TASK TO COMPLETE :: Return the data below exactly, please, but drop the pictures.

____

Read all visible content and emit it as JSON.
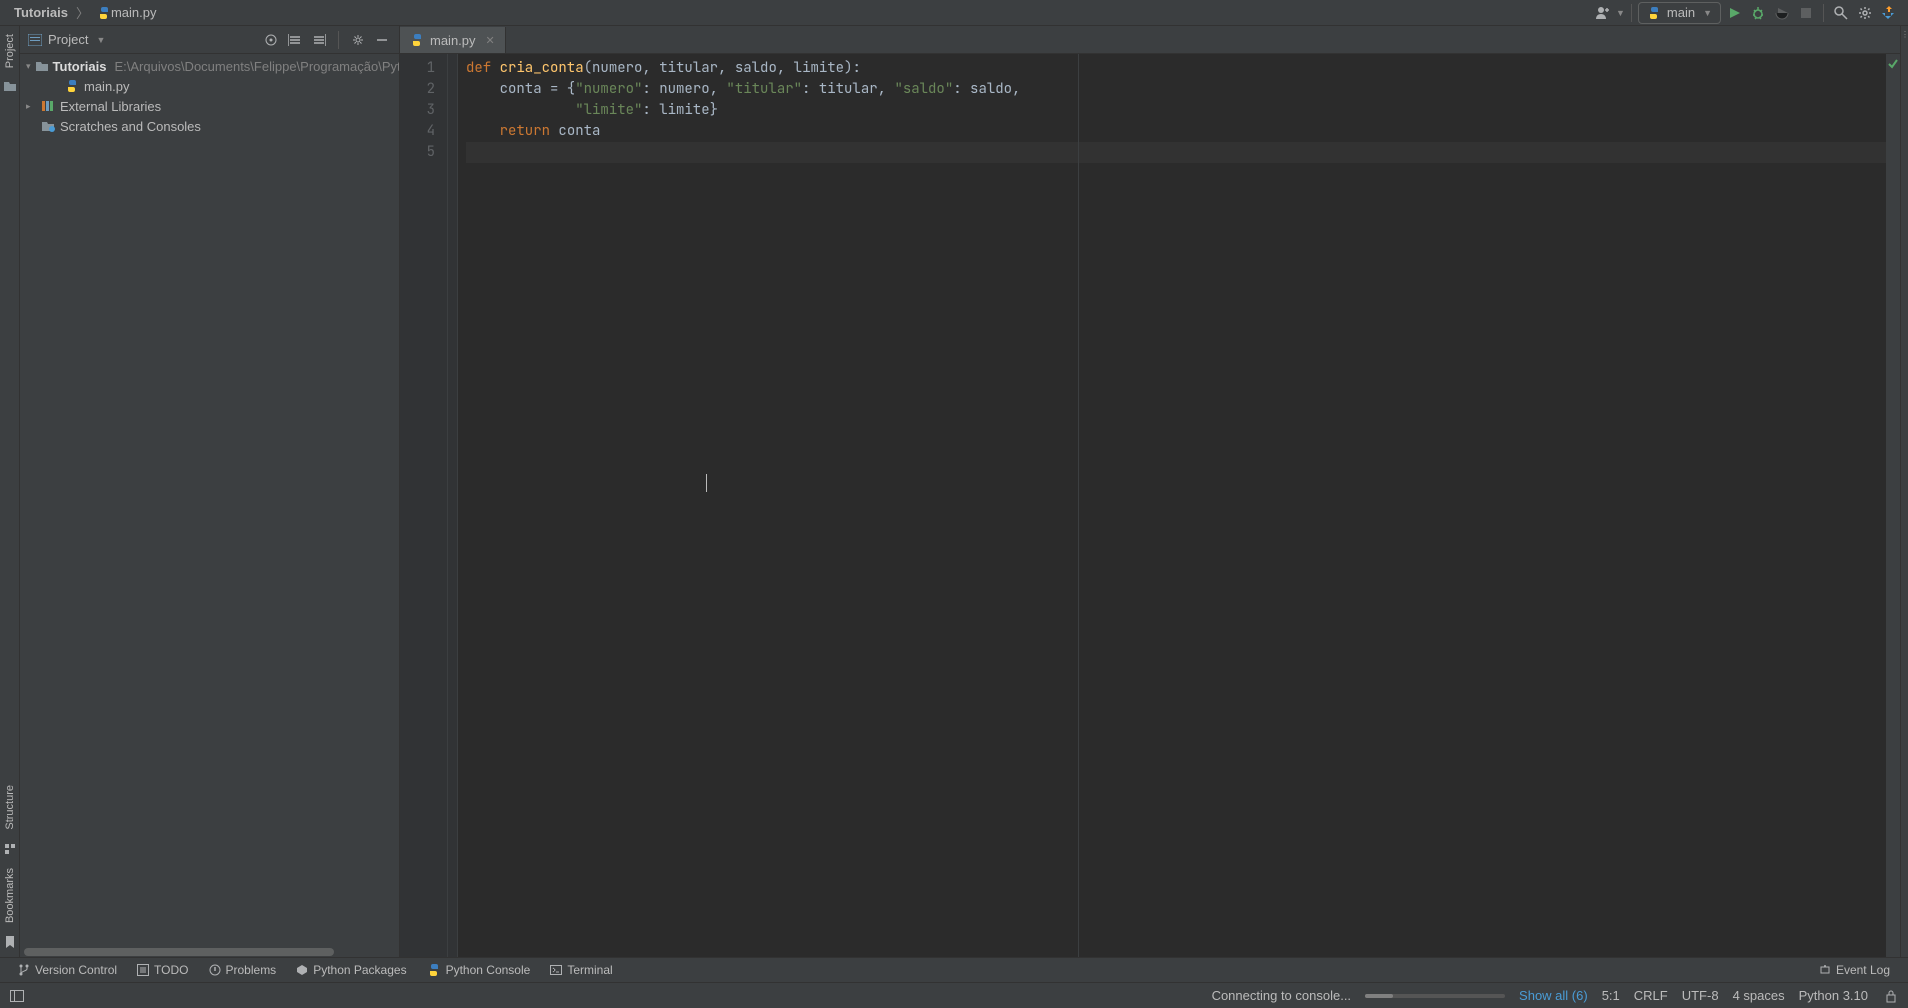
{
  "breadcrumb": {
    "project": "Tutoriais",
    "file": "main.py"
  },
  "toolbar": {
    "run_config": "main"
  },
  "project_panel": {
    "title": "Project",
    "root": {
      "name": "Tutoriais",
      "path": "E:\\Arquivos\\Documents\\Felippe\\Programação\\Pytl"
    },
    "file": "main.py",
    "external_libs": "External Libraries",
    "scratches": "Scratches and Consoles"
  },
  "editor": {
    "tab": "main.py",
    "lines": [
      "1",
      "2",
      "3",
      "4",
      "5"
    ],
    "code": [
      {
        "indent": "",
        "tokens": [
          {
            "t": "kw",
            "v": "def "
          },
          {
            "t": "fn",
            "v": "cria_conta"
          },
          {
            "t": "op",
            "v": "("
          },
          {
            "t": "param",
            "v": "numero"
          },
          {
            "t": "op",
            "v": ", "
          },
          {
            "t": "param",
            "v": "titular"
          },
          {
            "t": "op",
            "v": ", "
          },
          {
            "t": "param",
            "v": "saldo"
          },
          {
            "t": "op",
            "v": ", "
          },
          {
            "t": "param",
            "v": "limite"
          },
          {
            "t": "op",
            "v": "):"
          }
        ]
      },
      {
        "indent": "    ",
        "tokens": [
          {
            "t": "param",
            "v": "conta = {"
          },
          {
            "t": "str",
            "v": "\"numero\""
          },
          {
            "t": "op",
            "v": ": numero, "
          },
          {
            "t": "str",
            "v": "\"titular\""
          },
          {
            "t": "op",
            "v": ": titular, "
          },
          {
            "t": "str",
            "v": "\"saldo\""
          },
          {
            "t": "op",
            "v": ": saldo,"
          }
        ]
      },
      {
        "indent": "             ",
        "tokens": [
          {
            "t": "str",
            "v": "\"limite\""
          },
          {
            "t": "op",
            "v": ": limite}"
          }
        ]
      },
      {
        "indent": "    ",
        "tokens": [
          {
            "t": "kw",
            "v": "return "
          },
          {
            "t": "param",
            "v": "conta"
          }
        ]
      },
      {
        "indent": "",
        "tokens": [],
        "current": true
      }
    ]
  },
  "bottom": {
    "version_control": "Version Control",
    "todo": "TODO",
    "problems": "Problems",
    "python_packages": "Python Packages",
    "python_console": "Python Console",
    "terminal": "Terminal",
    "event_log": "Event Log"
  },
  "status": {
    "connecting": "Connecting to console...",
    "show_all": "Show all (6)",
    "caret": "5:1",
    "line_sep": "CRLF",
    "encoding": "UTF-8",
    "indent": "4 spaces",
    "interpreter": "Python 3.10"
  },
  "rail": {
    "project": "Project",
    "structure": "Structure",
    "bookmarks": "Bookmarks"
  }
}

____

REPLY ::
Read all visible content and emit it as JSON.
{
  "breadcrumb": {
    "project": "Tutoriais",
    "file": "main.py"
  },
  "toolbar": {
    "run_config": "main"
  },
  "project_panel": {
    "title": "Project",
    "root": {
      "name": "Tutoriais",
      "path": "E:\\Arquivos\\Documents\\Felippe\\Programação\\Pytl"
    },
    "file": "main.py",
    "external_libs": "External Libraries",
    "scratches": "Scratches and Consoles"
  },
  "editor": {
    "tab": "main.py",
    "lines": [
      "1",
      "2",
      "3",
      "4",
      "5"
    ],
    "code": [
      {
        "indent": "",
        "tokens": [
          {
            "t": "kw",
            "v": "def "
          },
          {
            "t": "fn",
            "v": "cria_conta"
          },
          {
            "t": "op",
            "v": "("
          },
          {
            "t": "param",
            "v": "numero"
          },
          {
            "t": "op",
            "v": ", "
          },
          {
            "t": "param",
            "v": "titular"
          },
          {
            "t": "op",
            "v": ", "
          },
          {
            "t": "param",
            "v": "saldo"
          },
          {
            "t": "op",
            "v": ", "
          },
          {
            "t": "param",
            "v": "limite"
          },
          {
            "t": "op",
            "v": "):"
          }
        ]
      },
      {
        "indent": "    ",
        "tokens": [
          {
            "t": "param",
            "v": "conta = {"
          },
          {
            "t": "str",
            "v": "\"numero\""
          },
          {
            "t": "op",
            "v": ": numero, "
          },
          {
            "t": "str",
            "v": "\"titular\""
          },
          {
            "t": "op",
            "v": ": titular, "
          },
          {
            "t": "str",
            "v": "\"saldo\""
          },
          {
            "t": "op",
            "v": ": saldo,"
          }
        ]
      },
      {
        "indent": "             ",
        "tokens": [
          {
            "t": "str",
            "v": "\"limite\""
          },
          {
            "t": "op",
            "v": ": limite}"
          }
        ]
      },
      {
        "indent": "    ",
        "tokens": [
          {
            "t": "kw",
            "v": "return "
          },
          {
            "t": "param",
            "v": "conta"
          }
        ]
      },
      {
        "indent": "",
        "tokens": [],
        "current": true
      }
    ]
  },
  "bottom": {
    "version_control": "Version Control",
    "todo": "TODO",
    "problems": "Problems",
    "python_packages": "Python Packages",
    "python_console": "Python Console",
    "terminal": "Terminal",
    "event_log": "Event Log"
  },
  "status": {
    "connecting": "Connecting to console...",
    "show_all": "Show all (6)",
    "caret": "5:1",
    "line_sep": "CRLF",
    "encoding": "UTF-8",
    "indent": "4 spaces",
    "interpreter": "Python 3.10"
  },
  "rail": {
    "project": "Project",
    "structure": "Structure",
    "bookmarks": "Bookmarks"
  }
}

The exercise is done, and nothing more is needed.